INSTRUCTIONS FOR THE TASK: How many lines in the data below contain the word "title"? State only the number.

Dataset rows for apps and sites:

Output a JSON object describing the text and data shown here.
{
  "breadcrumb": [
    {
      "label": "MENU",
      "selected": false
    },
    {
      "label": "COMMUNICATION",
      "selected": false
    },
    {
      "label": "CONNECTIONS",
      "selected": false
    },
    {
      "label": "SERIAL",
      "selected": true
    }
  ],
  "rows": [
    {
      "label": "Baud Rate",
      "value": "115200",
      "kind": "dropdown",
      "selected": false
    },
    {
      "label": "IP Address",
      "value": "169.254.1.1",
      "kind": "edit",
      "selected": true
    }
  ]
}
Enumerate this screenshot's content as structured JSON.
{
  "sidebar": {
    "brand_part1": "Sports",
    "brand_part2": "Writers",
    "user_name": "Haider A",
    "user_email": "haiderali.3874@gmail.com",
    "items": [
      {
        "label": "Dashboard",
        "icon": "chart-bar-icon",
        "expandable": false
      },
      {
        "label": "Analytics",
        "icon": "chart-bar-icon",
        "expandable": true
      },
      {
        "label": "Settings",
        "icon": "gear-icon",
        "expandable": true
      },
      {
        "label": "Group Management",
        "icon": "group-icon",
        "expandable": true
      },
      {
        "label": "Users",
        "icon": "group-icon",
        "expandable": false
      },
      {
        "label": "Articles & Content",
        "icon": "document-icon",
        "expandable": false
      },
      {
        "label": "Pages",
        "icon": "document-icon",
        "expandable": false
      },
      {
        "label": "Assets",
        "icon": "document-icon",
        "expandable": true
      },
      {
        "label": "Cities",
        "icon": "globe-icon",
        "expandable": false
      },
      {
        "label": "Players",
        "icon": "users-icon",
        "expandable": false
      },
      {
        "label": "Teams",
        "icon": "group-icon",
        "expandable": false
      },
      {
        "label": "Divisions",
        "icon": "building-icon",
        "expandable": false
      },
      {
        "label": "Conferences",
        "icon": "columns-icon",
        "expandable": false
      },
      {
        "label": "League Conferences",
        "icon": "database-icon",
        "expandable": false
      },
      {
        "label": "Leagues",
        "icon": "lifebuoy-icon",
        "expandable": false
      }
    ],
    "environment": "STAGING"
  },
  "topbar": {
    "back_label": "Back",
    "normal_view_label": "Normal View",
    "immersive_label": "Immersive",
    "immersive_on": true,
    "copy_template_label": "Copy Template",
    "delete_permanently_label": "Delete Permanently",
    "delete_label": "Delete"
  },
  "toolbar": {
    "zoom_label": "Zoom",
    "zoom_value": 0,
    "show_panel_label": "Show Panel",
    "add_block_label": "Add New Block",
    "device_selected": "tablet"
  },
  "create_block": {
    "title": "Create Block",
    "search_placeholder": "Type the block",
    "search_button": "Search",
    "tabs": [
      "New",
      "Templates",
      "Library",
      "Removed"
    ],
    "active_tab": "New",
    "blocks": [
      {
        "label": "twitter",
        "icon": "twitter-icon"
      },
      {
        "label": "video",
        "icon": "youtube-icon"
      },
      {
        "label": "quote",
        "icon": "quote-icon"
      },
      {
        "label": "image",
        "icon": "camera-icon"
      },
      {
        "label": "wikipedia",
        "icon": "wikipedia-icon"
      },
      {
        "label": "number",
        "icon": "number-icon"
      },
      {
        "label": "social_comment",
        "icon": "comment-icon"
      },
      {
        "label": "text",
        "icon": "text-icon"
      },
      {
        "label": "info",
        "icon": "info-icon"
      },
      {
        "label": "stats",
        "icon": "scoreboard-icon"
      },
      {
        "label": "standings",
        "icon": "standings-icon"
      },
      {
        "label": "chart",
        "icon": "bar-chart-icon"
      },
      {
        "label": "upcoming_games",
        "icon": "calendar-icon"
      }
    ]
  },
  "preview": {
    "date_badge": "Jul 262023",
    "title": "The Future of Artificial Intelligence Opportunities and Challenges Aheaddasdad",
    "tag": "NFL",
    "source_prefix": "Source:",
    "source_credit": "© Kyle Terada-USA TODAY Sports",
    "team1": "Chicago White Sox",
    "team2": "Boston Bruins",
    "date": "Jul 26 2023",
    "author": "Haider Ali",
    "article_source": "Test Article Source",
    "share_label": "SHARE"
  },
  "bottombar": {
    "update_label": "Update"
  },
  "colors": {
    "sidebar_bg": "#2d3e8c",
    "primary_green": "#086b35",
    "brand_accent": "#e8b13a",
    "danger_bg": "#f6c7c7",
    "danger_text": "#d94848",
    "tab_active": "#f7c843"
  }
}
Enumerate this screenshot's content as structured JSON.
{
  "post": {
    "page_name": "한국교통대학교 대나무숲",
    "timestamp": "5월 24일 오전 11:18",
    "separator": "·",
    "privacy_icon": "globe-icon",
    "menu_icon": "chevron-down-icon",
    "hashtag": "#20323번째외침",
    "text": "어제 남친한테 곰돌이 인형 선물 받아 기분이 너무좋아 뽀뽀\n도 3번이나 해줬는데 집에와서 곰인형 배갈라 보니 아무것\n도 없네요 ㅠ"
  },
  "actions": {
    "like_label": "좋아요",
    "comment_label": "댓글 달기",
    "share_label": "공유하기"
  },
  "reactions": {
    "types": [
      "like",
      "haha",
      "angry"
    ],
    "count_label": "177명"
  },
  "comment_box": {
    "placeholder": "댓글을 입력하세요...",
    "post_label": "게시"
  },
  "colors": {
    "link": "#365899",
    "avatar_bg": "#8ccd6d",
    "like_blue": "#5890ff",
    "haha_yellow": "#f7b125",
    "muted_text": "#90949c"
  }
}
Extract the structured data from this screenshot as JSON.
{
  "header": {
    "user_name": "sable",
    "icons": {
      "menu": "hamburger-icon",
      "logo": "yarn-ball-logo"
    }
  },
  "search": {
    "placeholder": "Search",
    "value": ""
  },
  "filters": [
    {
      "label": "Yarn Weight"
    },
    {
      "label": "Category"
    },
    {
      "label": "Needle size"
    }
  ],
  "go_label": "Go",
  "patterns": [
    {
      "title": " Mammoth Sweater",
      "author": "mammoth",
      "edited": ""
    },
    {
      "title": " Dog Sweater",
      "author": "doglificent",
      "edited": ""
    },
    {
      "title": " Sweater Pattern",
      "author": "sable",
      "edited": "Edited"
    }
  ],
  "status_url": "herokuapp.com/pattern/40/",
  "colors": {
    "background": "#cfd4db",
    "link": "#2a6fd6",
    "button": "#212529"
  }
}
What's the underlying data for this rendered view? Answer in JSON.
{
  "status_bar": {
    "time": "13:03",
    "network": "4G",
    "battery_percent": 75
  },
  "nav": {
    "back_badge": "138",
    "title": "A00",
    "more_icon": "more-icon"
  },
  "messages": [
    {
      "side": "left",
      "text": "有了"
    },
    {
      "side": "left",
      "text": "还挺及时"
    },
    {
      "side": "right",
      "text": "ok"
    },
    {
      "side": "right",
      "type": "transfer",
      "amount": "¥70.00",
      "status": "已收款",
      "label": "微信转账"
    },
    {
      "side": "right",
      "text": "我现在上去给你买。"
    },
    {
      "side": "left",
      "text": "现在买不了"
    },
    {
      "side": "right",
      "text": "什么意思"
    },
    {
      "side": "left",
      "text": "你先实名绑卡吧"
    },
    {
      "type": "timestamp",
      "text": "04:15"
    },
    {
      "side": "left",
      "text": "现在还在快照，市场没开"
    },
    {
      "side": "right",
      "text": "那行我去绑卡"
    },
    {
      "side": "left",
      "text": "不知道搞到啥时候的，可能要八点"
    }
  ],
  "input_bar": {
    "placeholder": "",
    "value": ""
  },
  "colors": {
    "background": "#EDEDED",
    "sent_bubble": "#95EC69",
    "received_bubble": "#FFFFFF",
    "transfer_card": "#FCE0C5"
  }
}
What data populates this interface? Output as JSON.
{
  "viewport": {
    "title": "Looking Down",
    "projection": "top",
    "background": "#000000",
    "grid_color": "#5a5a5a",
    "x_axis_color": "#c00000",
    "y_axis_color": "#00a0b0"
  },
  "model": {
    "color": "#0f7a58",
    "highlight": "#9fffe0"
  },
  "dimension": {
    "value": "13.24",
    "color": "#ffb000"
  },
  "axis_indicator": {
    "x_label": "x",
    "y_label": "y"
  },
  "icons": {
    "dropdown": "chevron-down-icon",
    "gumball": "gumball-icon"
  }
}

WRITTEN ANSWER: 7